Materials of geological origin will have absorbed considerable quantities of radiation since their formation, so any human-caused exposure to heat or light will reset the luminescence clock considerably more recently than that since only the energy stored since the event will be recorded.
The possibility of making use of TL stored in a mineral or pottery sample was first proposed by chemist Farrington Daniels in the 1950s. Applications and limitations of thermoluminescence to date quaternary sediments.
We conclude that while TL dating has the potential to solve many sedimentary problems, more fundamental research needs to be carried out before such dates should be accepted.
A set of criteria for acceptable dates is proposed.
The equations used by scholars to determine the date when the last exposure happened are typically: Where De is the laboratory beta dose that induces the same luminescence intensity in the sample emitted by the natural sample, and DT is the annual dose rate comprised of several components of radiation that arise in the decay of natural radioactive elements.

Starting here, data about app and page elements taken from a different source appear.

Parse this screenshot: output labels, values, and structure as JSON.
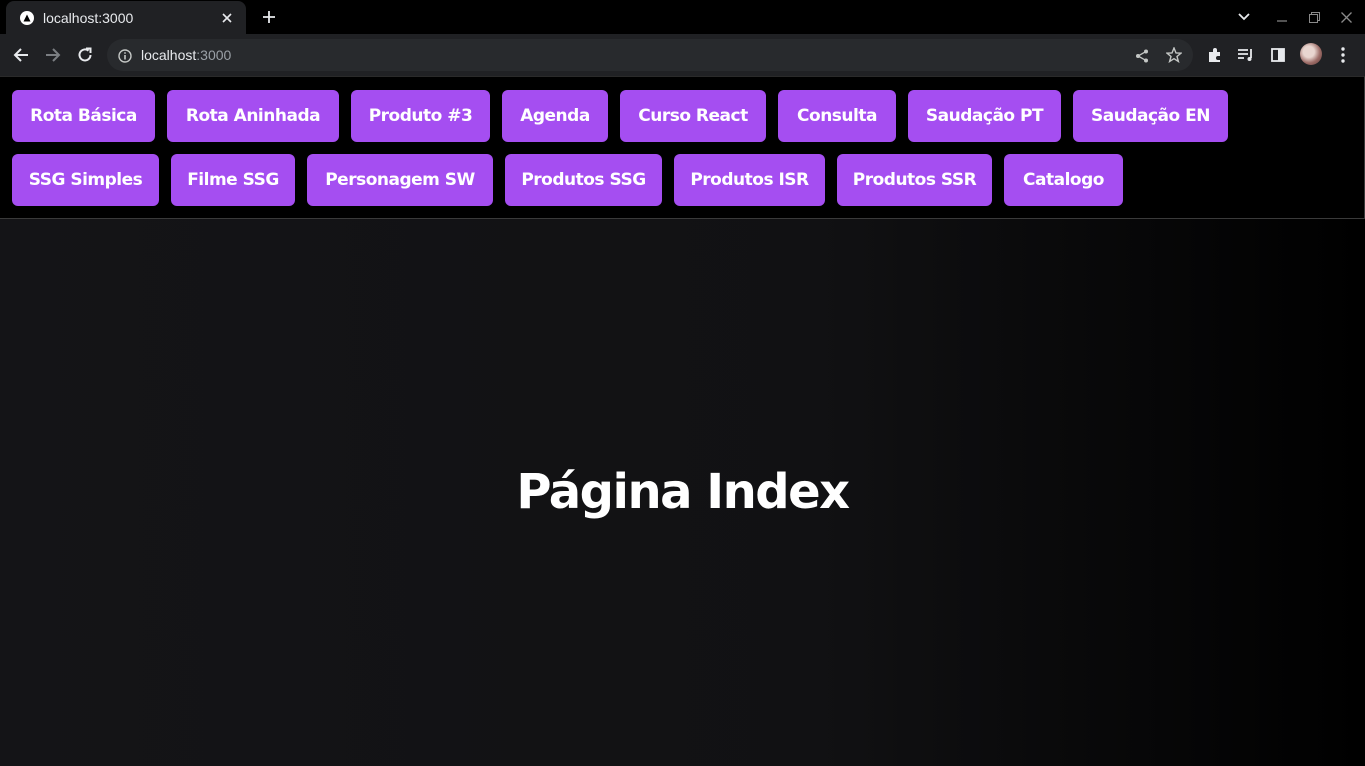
{
  "browser": {
    "tab_title": "localhost:3000",
    "url_host": "localhost",
    "url_port": ":3000"
  },
  "nav": {
    "row1": [
      "Rota Básica",
      "Rota Aninhada",
      "Produto #3",
      "Agenda",
      "Curso React",
      "Consulta",
      "Saudação PT",
      "Saudação EN"
    ],
    "row2": [
      "SSG Simples",
      "Filme SSG",
      "Personagem SW",
      "Produtos SSG",
      "Produtos ISR",
      "Produtos SSR",
      "Catalogo"
    ]
  },
  "main": {
    "title": "Página Index"
  },
  "colors": {
    "accent": "#a54ef1",
    "background": "#111113"
  },
  "icons": [
    "nextjs-favicon-icon",
    "close-icon",
    "plus-icon",
    "chevron-down-icon",
    "minimize-icon",
    "restore-icon",
    "back-arrow-icon",
    "forward-arrow-icon",
    "reload-icon",
    "info-icon",
    "share-icon",
    "star-icon",
    "puzzle-icon",
    "media-control-icon",
    "side-panel-icon",
    "kebab-menu-icon"
  ]
}
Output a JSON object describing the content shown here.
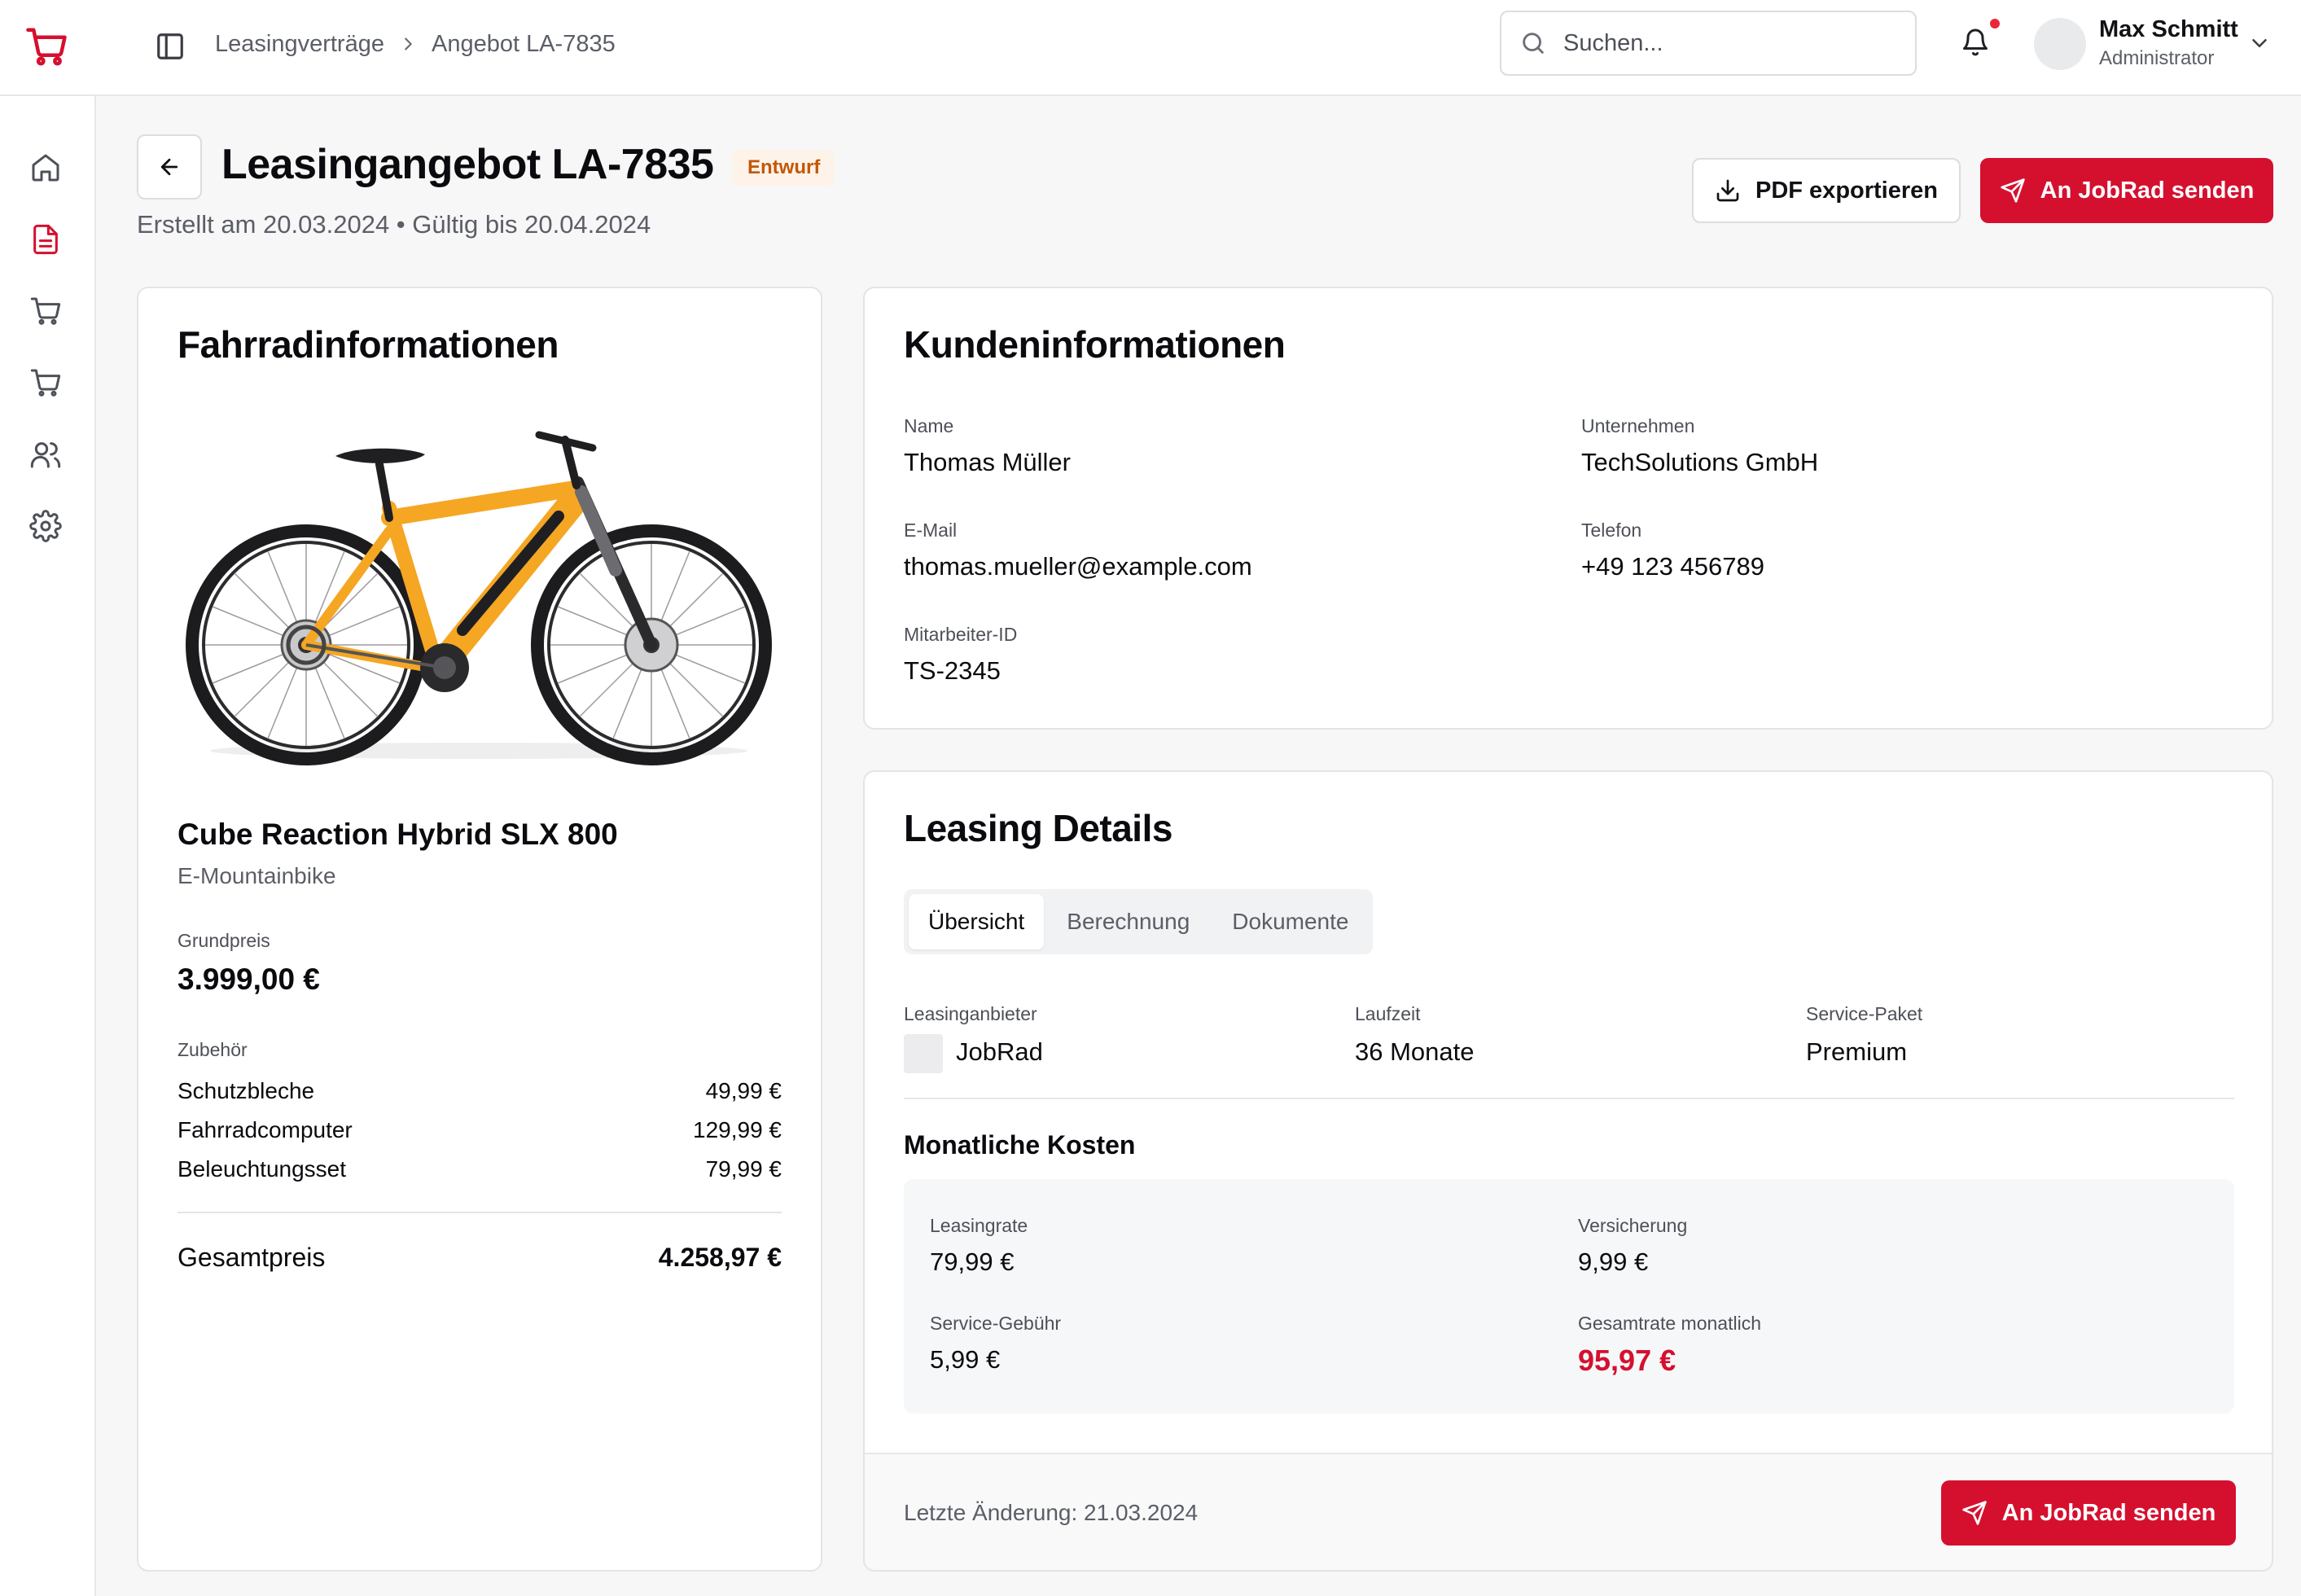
{
  "header": {
    "breadcrumb": [
      "Leasingverträge",
      "Angebot LA-7835"
    ],
    "search_placeholder": "Suchen...",
    "user": {
      "name": "Max Schmitt",
      "role": "Administrator"
    }
  },
  "sidebar": {
    "items": [
      {
        "icon": "home-icon",
        "active": false
      },
      {
        "icon": "document-icon",
        "active": true
      },
      {
        "icon": "cart-icon",
        "active": false
      },
      {
        "icon": "cart-icon",
        "active": false
      },
      {
        "icon": "users-icon",
        "active": false
      },
      {
        "icon": "gear-icon",
        "active": false
      }
    ]
  },
  "page": {
    "title": "Leasingangebot LA-7835",
    "status": "Entwurf",
    "meta": "Erstellt am 20.03.2024 • Gültig bis 20.04.2024",
    "export_label": "PDF exportieren",
    "send_label": "An JobRad senden"
  },
  "bike": {
    "section_title": "Fahrradinformationen",
    "name": "Cube Reaction Hybrid SLX 800",
    "category": "E-Mountainbike",
    "base_price_label": "Grundpreis",
    "base_price": "3.999,00 €",
    "accessories_label": "Zubehör",
    "accessories": [
      {
        "name": "Schutzbleche",
        "price": "49,99 €"
      },
      {
        "name": "Fahrradcomputer",
        "price": "129,99 €"
      },
      {
        "name": "Beleuchtungsset",
        "price": "79,99 €"
      }
    ],
    "total_label": "Gesamtpreis",
    "total": "4.258,97 €"
  },
  "customer": {
    "section_title": "Kundeninformationen",
    "fields": {
      "name": {
        "label": "Name",
        "value": "Thomas Müller"
      },
      "company": {
        "label": "Unternehmen",
        "value": "TechSolutions GmbH"
      },
      "email": {
        "label": "E-Mail",
        "value": "thomas.mueller@example.com"
      },
      "phone": {
        "label": "Telefon",
        "value": "+49 123 456789"
      },
      "employee_id": {
        "label": "Mitarbeiter-ID",
        "value": "TS-2345"
      }
    }
  },
  "leasing": {
    "section_title": "Leasing Details",
    "tabs": [
      "Übersicht",
      "Berechnung",
      "Dokumente"
    ],
    "active_tab": "Übersicht",
    "provider": {
      "label": "Leasinganbieter",
      "value": "JobRad"
    },
    "duration": {
      "label": "Laufzeit",
      "value": "36 Monate"
    },
    "service_package": {
      "label": "Service-Paket",
      "value": "Premium"
    },
    "monthly_costs_title": "Monatliche Kosten",
    "costs": {
      "rate": {
        "label": "Leasingrate",
        "value": "79,99 €"
      },
      "insurance": {
        "label": "Versicherung",
        "value": "9,99 €"
      },
      "service_fee": {
        "label": "Service-Gebühr",
        "value": "5,99 €"
      },
      "total_monthly": {
        "label": "Gesamtrate monatlich",
        "value": "95,97 €"
      }
    },
    "last_change": "Letzte Änderung: 21.03.2024",
    "send_label": "An JobRad senden"
  },
  "colors": {
    "accent": "#d5102f",
    "badge_bg": "#fef3e8",
    "badge_text": "#c25708",
    "bike_frame": "#f5a623"
  }
}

See Liritzis et al.'s excellent 2013 book on Luminescence Dating for more information on these processes.